And It Comes Down to Politics. . .
Alright. Sorry if this post is shorter than usual. I got on early, but then people decided to talk about the elections I'd already forgotten about. I'm not going to go into my political views or anything, I mean, this is a writing blog. The way I see it? My views are my views and I'm not in the mood to irritate people with them. So believe whatever you'd like about me.
Characters, however, will have opinions on their government and its state of being. In a contemporary or historic fiction novel, what side of the election would they be on (this is being written from America, so I hope you'll bear with me)? Republican or Democrat? What if their family was of opposite views than them? Better yet, what if they're a third party and it seems like the whole world hates them?
It doesn't even matter what country you're in. Everyone has views. No one can turn off your ability to have an opinion. You have a character living in, say, Australia. What are their opinions of the government there?
It gets even more tricky once you delve into the realms of fantasy and science fiction. Usually because you're then building what kind of government they have and what your character's opinion of it is.
Personally, if you're asking me how to build a government, I would say to base it off of something real. Like just about anything in this genre, you need a good, believable, realistic rock. Hey, I've got one whole nation I based solely off of Republicans. From there I went to some extremes, but I've got a working nation. Back to the point of the topic since I can delve into governments sometime else if I want. . .

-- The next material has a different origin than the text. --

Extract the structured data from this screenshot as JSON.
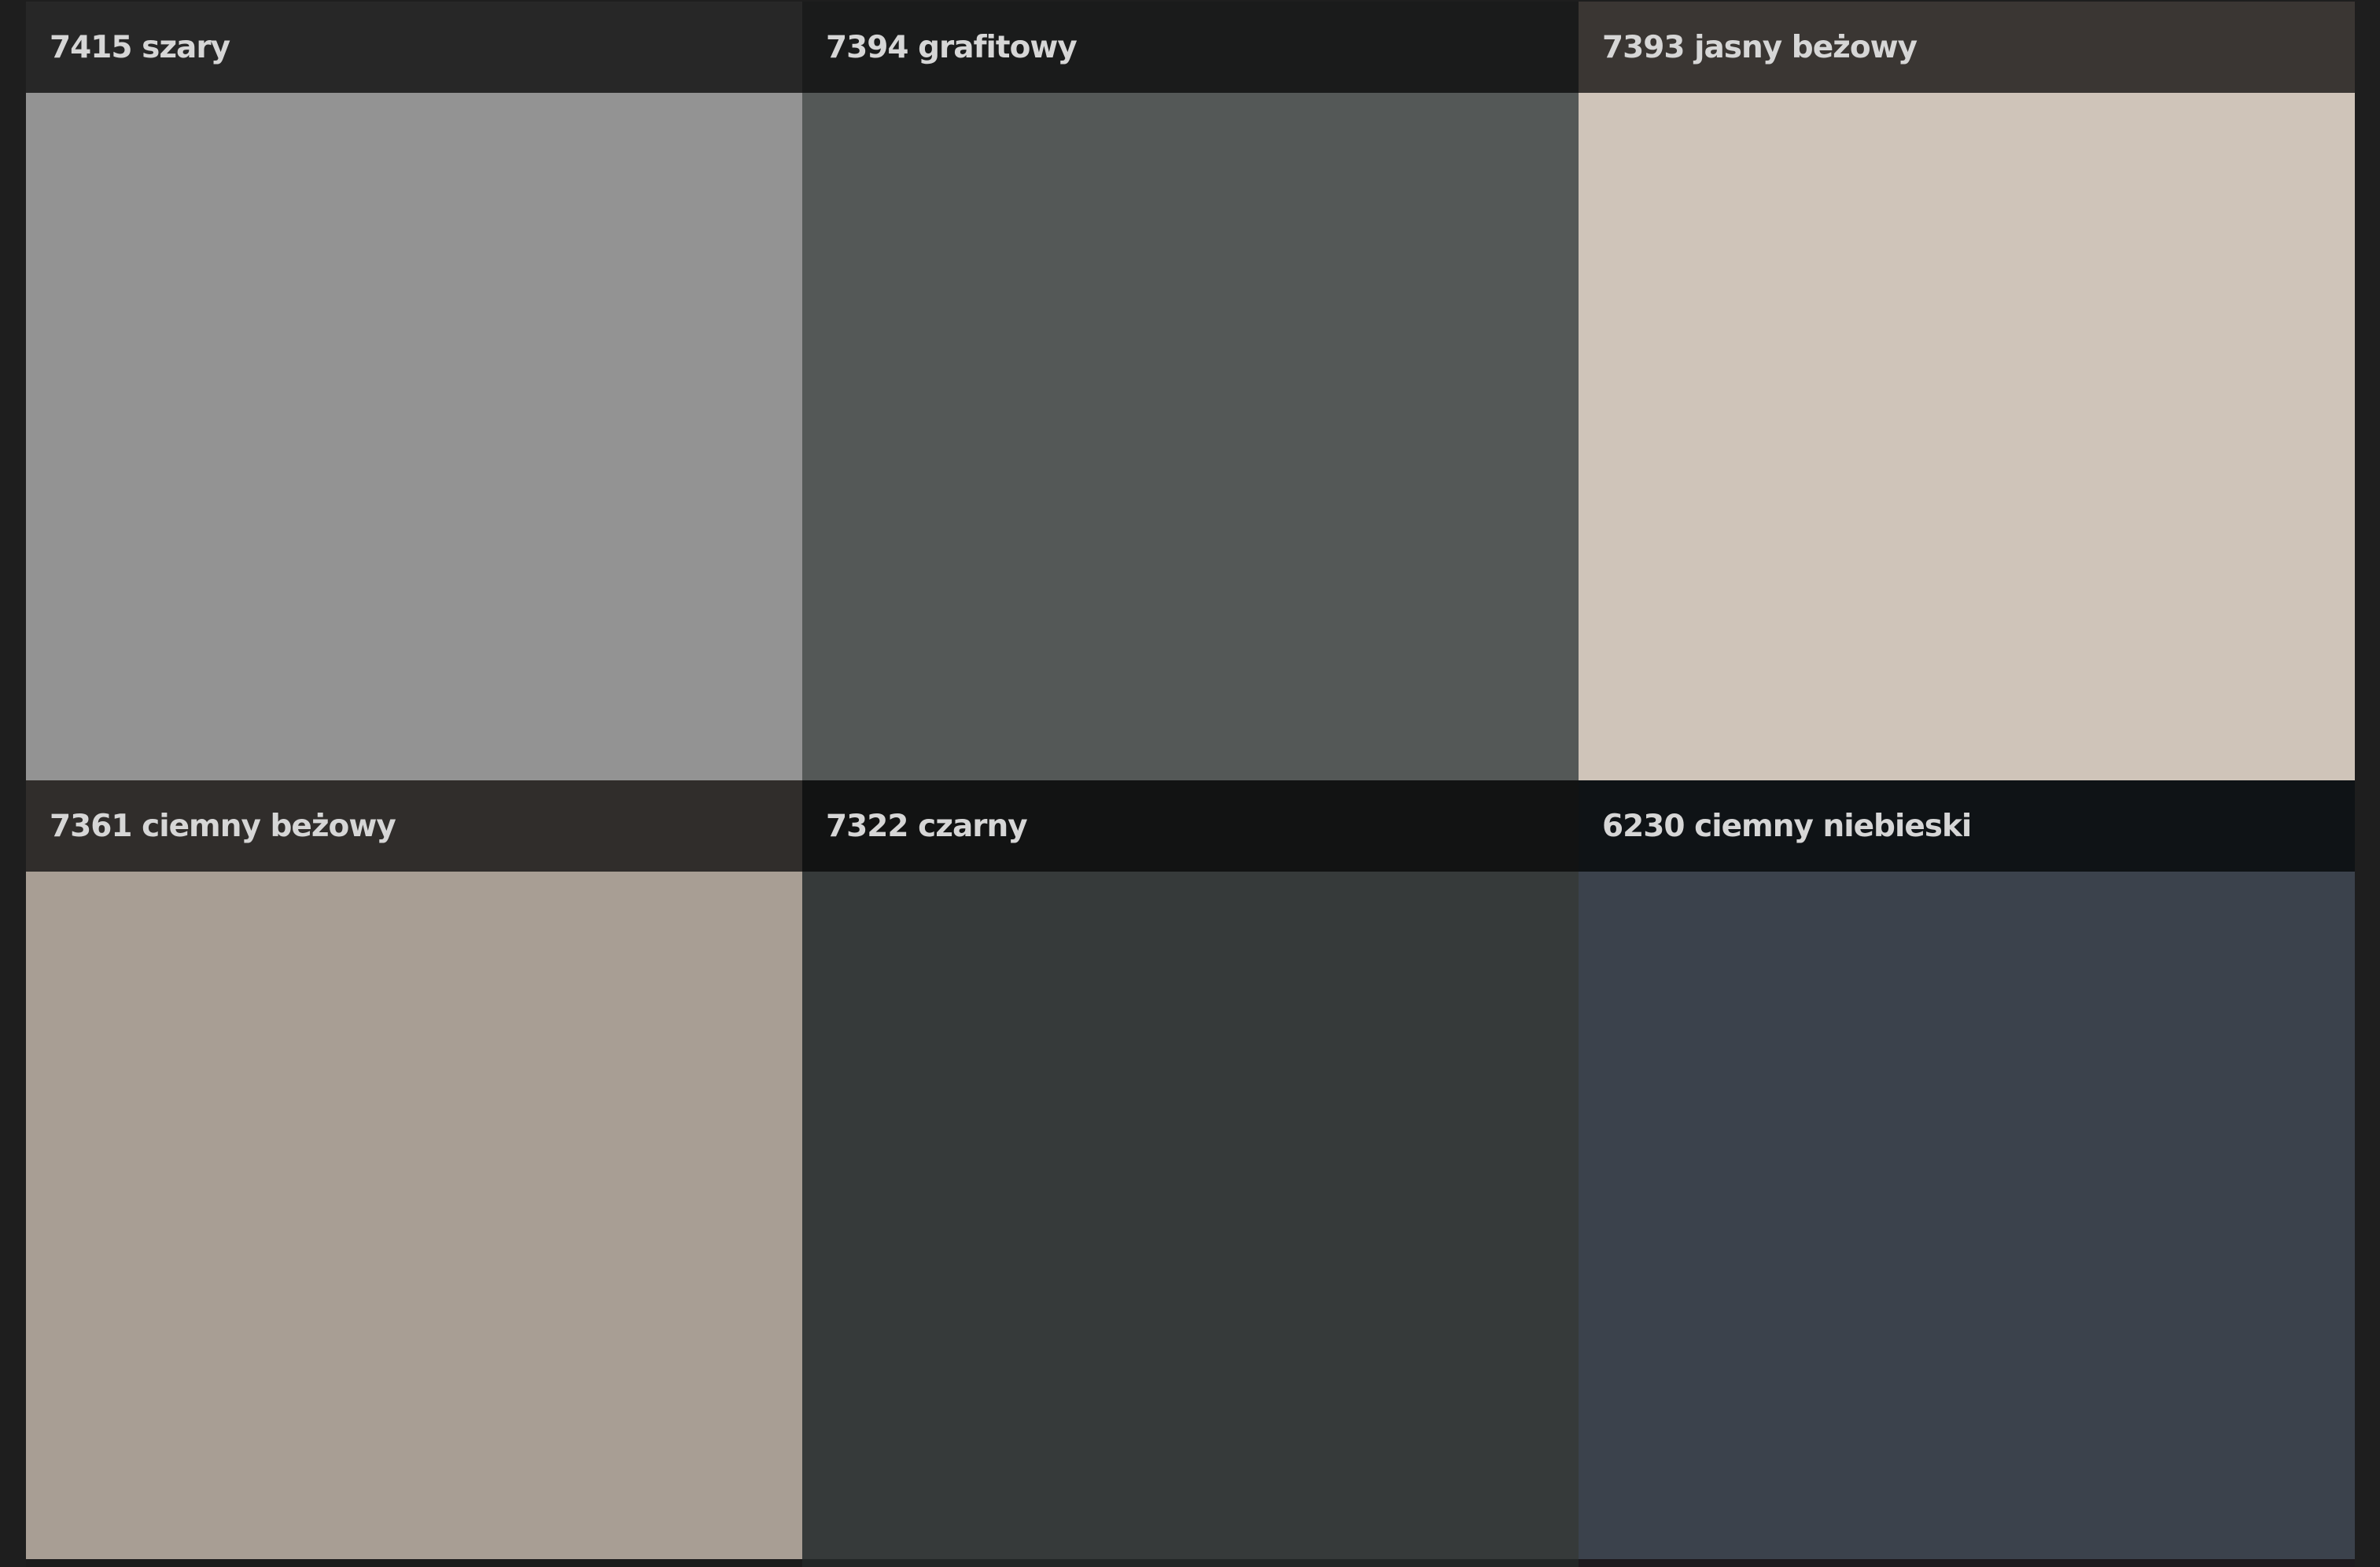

Politics and governments are especially important in fantasy, science fiction, dystopian, and some historical fiction. Sometimes it is in contemporaries, too, but it depends on the book in question. Epic fantasies are usually comprised of an uprising going against a government. Science fiction can often delve into the same--though it might be multiple governments on different planets. It's a major in dystopian. Every single dystopian I've read has dealt with a corrupted government. Historical fiction? Well, it can vary depending on the era it's set in, but if it's around a war, there's a high chance of having political views come in. In the same aspect, I'm sure you can imagine how it would be brought into contemporary.
It doesn't even stop at just saying you're such-and-such party. What if you're a Democrat, but take the Republican's view on abortion? People might tell you that's an unlikely mix (well, or Republicans might say such), but these are characters. They are Unlikelyness in the flesh! Don't be afraid to delve into them and learn the silly little stuff, even if your story doesn't really deal with government. After all, our worldview affects all that we do.